PORTLAND, Maine (AP) — Unemployment claims in Maine have reached a new high, surpassing a previous record attributed to the coronavirus outbreak.
There were about 23,800 initial claims for unemployment compensation during the week that ended March 28, the Maine Department of Labor said. The previous record was about 21,500 claims a week earlier. There had been fewer than 700 claims a week before that in Maine, which had been riding a long streak of very low unemployment.
There have been more than 375 cases of the virus and eight deaths in Maine, public health authorities said Thursday.
For most people, the new coronavirus causes mild or moderate symptoms, such as fever and cough that clear up in two to three weeks. For some, especially older adults and people with existing health problems, it can cause more severe illness, including pneumonia, or death.
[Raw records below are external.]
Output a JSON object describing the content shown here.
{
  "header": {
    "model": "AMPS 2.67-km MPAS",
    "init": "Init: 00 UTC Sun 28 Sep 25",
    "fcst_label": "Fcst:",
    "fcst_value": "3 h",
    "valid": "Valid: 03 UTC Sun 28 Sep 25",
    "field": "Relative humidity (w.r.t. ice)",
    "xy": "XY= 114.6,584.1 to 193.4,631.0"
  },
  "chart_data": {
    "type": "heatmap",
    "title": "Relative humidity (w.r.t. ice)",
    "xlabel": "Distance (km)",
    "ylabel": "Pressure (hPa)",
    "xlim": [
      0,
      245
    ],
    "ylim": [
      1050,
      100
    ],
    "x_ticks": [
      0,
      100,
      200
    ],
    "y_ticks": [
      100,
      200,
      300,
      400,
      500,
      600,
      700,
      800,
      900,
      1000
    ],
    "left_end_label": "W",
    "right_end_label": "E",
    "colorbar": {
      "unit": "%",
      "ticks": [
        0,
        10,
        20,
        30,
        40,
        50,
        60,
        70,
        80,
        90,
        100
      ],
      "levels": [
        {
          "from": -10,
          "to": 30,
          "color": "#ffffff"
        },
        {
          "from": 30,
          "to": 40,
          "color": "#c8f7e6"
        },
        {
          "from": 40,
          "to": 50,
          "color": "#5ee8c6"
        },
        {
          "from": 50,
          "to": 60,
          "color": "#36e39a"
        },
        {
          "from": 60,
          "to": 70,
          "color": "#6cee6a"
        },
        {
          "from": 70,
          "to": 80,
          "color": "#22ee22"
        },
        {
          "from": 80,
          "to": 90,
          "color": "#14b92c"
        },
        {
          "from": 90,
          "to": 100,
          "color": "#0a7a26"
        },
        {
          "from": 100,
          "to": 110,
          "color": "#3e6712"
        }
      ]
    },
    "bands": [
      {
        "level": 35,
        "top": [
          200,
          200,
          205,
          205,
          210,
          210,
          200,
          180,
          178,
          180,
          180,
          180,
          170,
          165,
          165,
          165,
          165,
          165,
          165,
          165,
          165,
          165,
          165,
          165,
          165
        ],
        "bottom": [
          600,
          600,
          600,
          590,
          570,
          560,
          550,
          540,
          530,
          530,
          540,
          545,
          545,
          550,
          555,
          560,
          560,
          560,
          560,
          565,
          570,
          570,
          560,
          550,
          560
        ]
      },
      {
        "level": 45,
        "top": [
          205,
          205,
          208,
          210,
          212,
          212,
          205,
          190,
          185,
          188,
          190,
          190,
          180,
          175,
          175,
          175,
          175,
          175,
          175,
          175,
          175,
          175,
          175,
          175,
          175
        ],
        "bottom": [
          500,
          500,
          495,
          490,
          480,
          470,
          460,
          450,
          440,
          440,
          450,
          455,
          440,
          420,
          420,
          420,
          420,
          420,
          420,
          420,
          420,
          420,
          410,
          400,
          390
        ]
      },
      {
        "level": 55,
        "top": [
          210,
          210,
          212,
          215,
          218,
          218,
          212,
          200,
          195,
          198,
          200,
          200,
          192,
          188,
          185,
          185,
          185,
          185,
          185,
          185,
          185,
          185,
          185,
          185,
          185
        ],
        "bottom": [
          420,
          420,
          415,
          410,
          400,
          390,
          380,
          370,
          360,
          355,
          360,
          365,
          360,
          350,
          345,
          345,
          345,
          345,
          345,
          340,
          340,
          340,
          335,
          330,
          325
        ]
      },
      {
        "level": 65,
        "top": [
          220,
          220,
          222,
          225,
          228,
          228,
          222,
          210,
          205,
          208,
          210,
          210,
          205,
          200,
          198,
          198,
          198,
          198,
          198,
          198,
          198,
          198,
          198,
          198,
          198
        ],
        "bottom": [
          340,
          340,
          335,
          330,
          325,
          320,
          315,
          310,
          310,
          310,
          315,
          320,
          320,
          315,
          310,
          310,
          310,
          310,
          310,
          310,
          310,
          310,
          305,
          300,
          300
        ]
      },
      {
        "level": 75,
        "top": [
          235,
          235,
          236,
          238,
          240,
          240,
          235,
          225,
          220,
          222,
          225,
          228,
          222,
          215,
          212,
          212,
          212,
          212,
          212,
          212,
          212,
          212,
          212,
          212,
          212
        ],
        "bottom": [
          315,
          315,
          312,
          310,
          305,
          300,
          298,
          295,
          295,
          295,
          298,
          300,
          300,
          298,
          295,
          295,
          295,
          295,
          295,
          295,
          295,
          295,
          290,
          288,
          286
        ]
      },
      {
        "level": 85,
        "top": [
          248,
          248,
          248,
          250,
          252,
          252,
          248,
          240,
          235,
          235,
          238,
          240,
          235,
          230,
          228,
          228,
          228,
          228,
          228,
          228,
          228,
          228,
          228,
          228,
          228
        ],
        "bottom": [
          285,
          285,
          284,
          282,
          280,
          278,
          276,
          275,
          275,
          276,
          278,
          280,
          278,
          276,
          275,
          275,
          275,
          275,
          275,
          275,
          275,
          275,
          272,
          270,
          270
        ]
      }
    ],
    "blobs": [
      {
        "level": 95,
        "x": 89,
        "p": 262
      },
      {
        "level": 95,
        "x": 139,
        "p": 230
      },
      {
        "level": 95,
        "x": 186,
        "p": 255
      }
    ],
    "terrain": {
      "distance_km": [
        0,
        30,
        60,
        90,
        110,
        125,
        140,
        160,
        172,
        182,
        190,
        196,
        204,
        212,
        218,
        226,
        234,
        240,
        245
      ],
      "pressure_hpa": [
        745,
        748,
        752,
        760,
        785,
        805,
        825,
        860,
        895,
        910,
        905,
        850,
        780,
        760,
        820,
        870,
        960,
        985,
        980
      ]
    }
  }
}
The Maine Department of Labor said in a statement that the virus “has caused significant economic hardship for Maine people and job losses across the state, particularly in the food services and lodging, health care and social assistance, retail trade and manufacturing industries.”
FIRST VA DEATH
The U.S. Department of Veterans Affairs said Thursday that a patient in their 70s at the VA Maine Healthcare System's Togus campus died due to complications from COVID-19. The agency said it was the first VA Maine veteran death due to the virus. The VA has implemented safety measures to ensure safe care at the facility, the agency said.
The Maine Department of Inland Fisheries & Wildlife issued guidance on Thursday that many outdoor activities are still allowed during the stay-at-home order issued by Democratic Gov. Janet Mills on Tuesday.
Activities such as hunting, fishing, wildlife watching, boating, kayaking and fiddlehead foraging are still allowed, the department said. Outdoor lovers are asked to stay 6 feet away from other people and stick to lesser-known spots, preferably close to home, the department said.
PROTECTIVE GEAR SHORTAGE
Maine might have received its final shipment of personal protective equipment, or PPE, from the federal government for a while, Maine Center for Disease Control and Prevention director Nirav Shah said Thursday. The equipment is important for health care workers, who make up more than a sixth of the people who have confirmed cases in Maine.
Shah also said he was concerned about “rumors and reports of remedies” for coronavirus that are circulating in the community. He encouraged residents to be skeptical and get information from trusted sources, such as his agency. There is no approved treatment or vaccine for the virus.
“Exercise caution and some healthy skepticism when reading information, even from the best-intentioned folks. Help friends and family members separate fact and fiction here,” Shah said.